#2 Beans, lettuce, and cucumbers

Lettuce and cucumbers are perfect for planting together because they love the same conditions. Just be sure to plant them in a place that gets full sun – beans don’t do well under trees, which often provide shade.

#3 Cabbage family vegetables like broccoli or cauliflower work well with onions or leeks

Broccoli and cauliflower, along with onions or leeks, are best planted in a sunny location to get the most out of their nutrients.

The plants should be spaced the same distance apart as they are in their pots to avoid overcrowding and allow for airflow.

#4 Peas are a good companion for carrots or potatoes

Peas and carrots or potatoes will do well together but must be planted at least three feet apart to avoid competition for nutrients.

Potatoes can also work well with lettuce and cucumbers because of their similar needs; however, this combination should not be placed under a tree where beans may struggle.

What vegetables should not be planted next to each other?

If you are planning to add to your garden one of the vegetables below, make sure to place it far enough away from the others so they have room to grow without fighting for sunlight, water, and nutrients.
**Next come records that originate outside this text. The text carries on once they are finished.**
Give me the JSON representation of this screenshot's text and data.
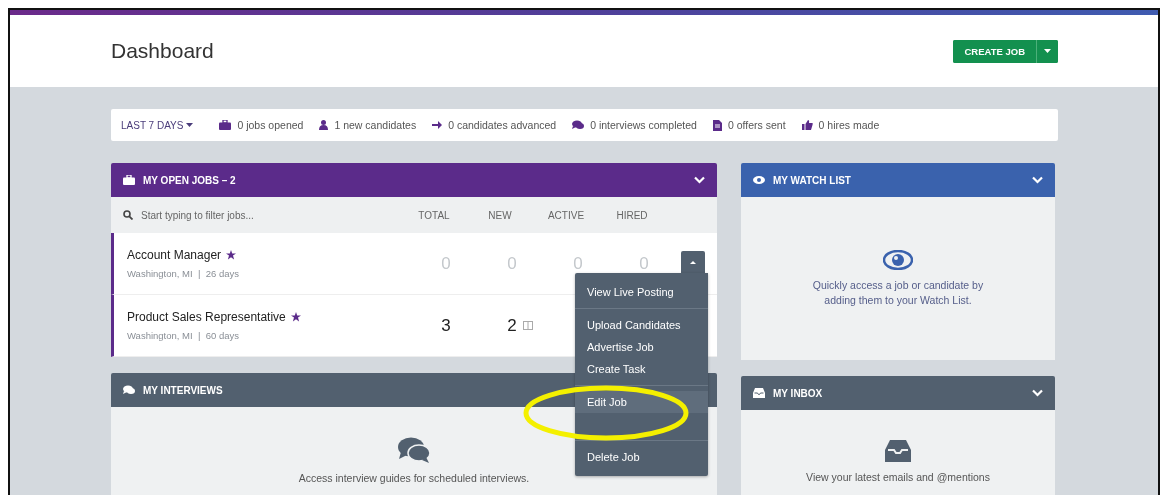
{
  "header": {
    "title": "Dashboard",
    "create_button": "CREATE JOB"
  },
  "stats": {
    "range": "LAST 7 DAYS",
    "items": [
      {
        "kind": "briefcase",
        "text": "0 jobs opened"
      },
      {
        "kind": "user",
        "text": "1 new candidates"
      },
      {
        "kind": "arrow",
        "text": "0 candidates advanced"
      },
      {
        "kind": "chat",
        "text": "0 interviews completed"
      },
      {
        "kind": "document",
        "text": "0 offers sent"
      },
      {
        "kind": "thumb",
        "text": "0 hires made"
      }
    ]
  },
  "open_jobs": {
    "title": "MY OPEN JOBS  –  2",
    "filter_placeholder": "Start typing to filter jobs...",
    "columns": [
      "TOTAL",
      "NEW",
      "ACTIVE",
      "HIRED"
    ],
    "rows": [
      {
        "title": "Account Manager",
        "starred": true,
        "location": "Washington, MI  |  26 days",
        "counts": [
          "0",
          "0",
          "0",
          "0"
        ],
        "menu_open": true,
        "note": false
      },
      {
        "title": "Product Sales Representative",
        "starred": true,
        "location": "Washington, MI  |  60 days",
        "counts": [
          "3",
          "2"
        ],
        "menu_open": false,
        "note": true
      }
    ]
  },
  "job_menu": {
    "groups": [
      [
        {
          "label": "View Live Posting",
          "highlighted": false
        }
      ],
      [
        {
          "label": "Upload Candidates",
          "highlighted": false
        },
        {
          "label": "Advertise Job",
          "highlighted": false
        },
        {
          "label": "Create Task",
          "highlighted": false
        }
      ],
      [
        {
          "label": "Edit Job",
          "highlighted": true
        }
      ],
      [
        {
          "label": "Delete Job",
          "highlighted": false
        }
      ]
    ]
  },
  "interviews": {
    "title": "MY INTERVIEWS",
    "message": "Access interview guides for scheduled interviews."
  },
  "watch_list": {
    "title": "MY WATCH LIST",
    "message": "Quickly access a job or candidate by adding them to your Watch List."
  },
  "inbox": {
    "title": "MY INBOX",
    "message": "View your latest emails and @mentions"
  }
}
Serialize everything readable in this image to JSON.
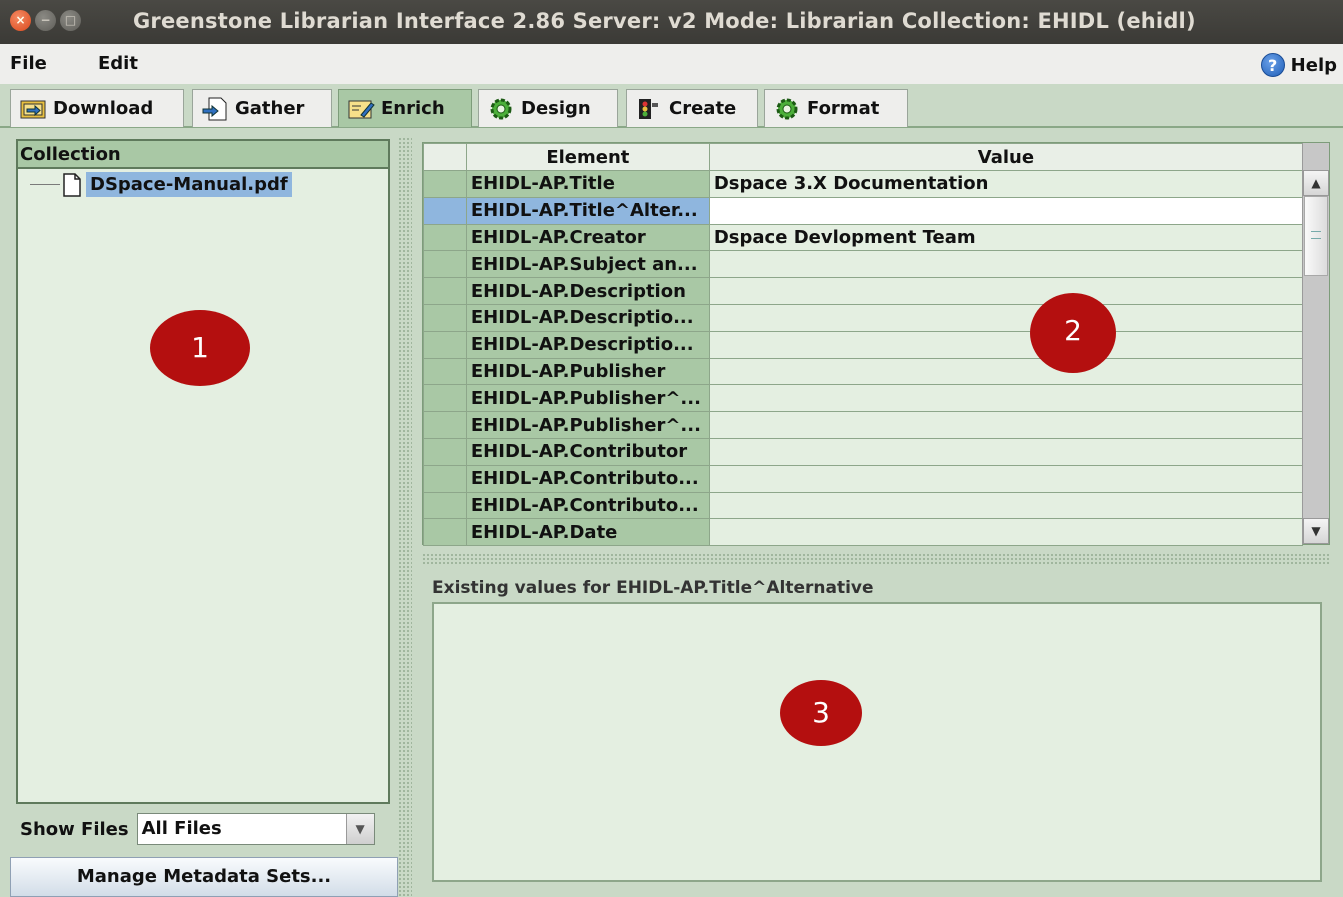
{
  "window": {
    "title": "Greenstone Librarian Interface 2.86  Server: v2  Mode: Librarian  Collection: EHIDL (ehidl)",
    "close_glyph": "×",
    "min_glyph": "−",
    "max_glyph": "□"
  },
  "menu": {
    "file": "File",
    "edit": "Edit",
    "help": "Help",
    "help_glyph": "?"
  },
  "tabs": [
    {
      "label": "Download",
      "icon": "download-icon"
    },
    {
      "label": "Gather",
      "icon": "gather-icon"
    },
    {
      "label": "Enrich",
      "icon": "enrich-icon",
      "active": true
    },
    {
      "label": "Design",
      "icon": "design-gear-icon"
    },
    {
      "label": "Create",
      "icon": "create-icon"
    },
    {
      "label": "Format",
      "icon": "format-gear-icon"
    }
  ],
  "collection": {
    "header": "Collection",
    "file": "DSpace-Manual.pdf",
    "show_files_label": "Show Files",
    "show_files_value": "All Files",
    "manage_button": "Manage Metadata Sets..."
  },
  "metadata_table": {
    "col_element": "Element",
    "col_value": "Value",
    "selected_row": 1,
    "rows": [
      {
        "element": "EHIDL-AP.Title",
        "value": "Dspace 3.X Documentation"
      },
      {
        "element": "EHIDL-AP.Title^Alter...",
        "value": ""
      },
      {
        "element": "EHIDL-AP.Creator",
        "value": "Dspace Devlopment Team"
      },
      {
        "element": "EHIDL-AP.Subject an...",
        "value": ""
      },
      {
        "element": "EHIDL-AP.Description",
        "value": ""
      },
      {
        "element": "EHIDL-AP.Descriptio...",
        "value": ""
      },
      {
        "element": "EHIDL-AP.Descriptio...",
        "value": ""
      },
      {
        "element": "EHIDL-AP.Publisher",
        "value": ""
      },
      {
        "element": "EHIDL-AP.Publisher^...",
        "value": ""
      },
      {
        "element": "EHIDL-AP.Publisher^...",
        "value": ""
      },
      {
        "element": "EHIDL-AP.Contributor",
        "value": ""
      },
      {
        "element": "EHIDL-AP.Contributo...",
        "value": ""
      },
      {
        "element": "EHIDL-AP.Contributo...",
        "value": ""
      },
      {
        "element": "EHIDL-AP.Date",
        "value": ""
      }
    ]
  },
  "existing_values": {
    "label": "Existing values for EHIDL-AP.Title^Alternative"
  },
  "markers": [
    "1",
    "2",
    "3"
  ],
  "colors": {
    "marker": "#b40f0f",
    "panel_green": "#a9c8a5",
    "selection_blue": "#8fb6de"
  }
}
#1 Tomatoes and potatoes

Tomatoes and potatoes should not be planted in the same row.

In a mixed bed, tomatoes can thrive with beans or cucumbers but they will do better if the lettuce is also present to shade them from direct sunlight.

Tomatoes need at least six hours of sun each day while potatoes only need two hours so it’s important that these plants are separated so that they receive adequate sun.

Potatoes need a lot of water, but tomato needs less; potatoes also like more acidic soil than tomatoes.

#2 Peas and carrots

Peas and carrots should not be planted next to each other.

Carrots are a heavy feeder so they will compete with peas for nutrients, water, and sunlight so make sure to plant them on alternating rows or in different beds entirely.

#3 Radishes and lettuce

Radishes and lettuce should not be planted next to each other.

Lettuce needs at least six hours of sun per day so it will compete with radishes for the same resources needed: water, nutrients, sunlight.

When planning a garden bed or rows keep these tips in mind!

#4 Beans and corn

Beans and corn should not be planted next to each other.

Corn needs a lot of water so beans will compete with the same resource, as well as sunlight; if you plant them side by side, it’s likely that one or both plants won’t survive because they’ll have too much competition for what they need to thrive.

#5 Cucumbers, squash, and pumpkins

Cucumbers, squash, and pumpkins should not be planted next to each other.

Squash and cucumber also need a lot of water – so they would compete with the same resources as beans and corn, but if you plant them together, they’ll have too much competition.

Pumpkins need lots of sun exposure in order to grow; cucumbers and squash need a lot of suns as well. If you plant more than one of these vegetables next to each other, they’ll shade out the others, which will result in them not getting enough light or water and dying because their needs weren’t met.


It’s not just about the vegetables. There are many factors to consider when planning your garden, and it can be overwhelming at first glance.

Planing your garden is a hard process that requires commitment, which will provide you amazing results in the future if you will do it correctly. I hope this guide was helpful for you, and I wish you luck with your garden planning!!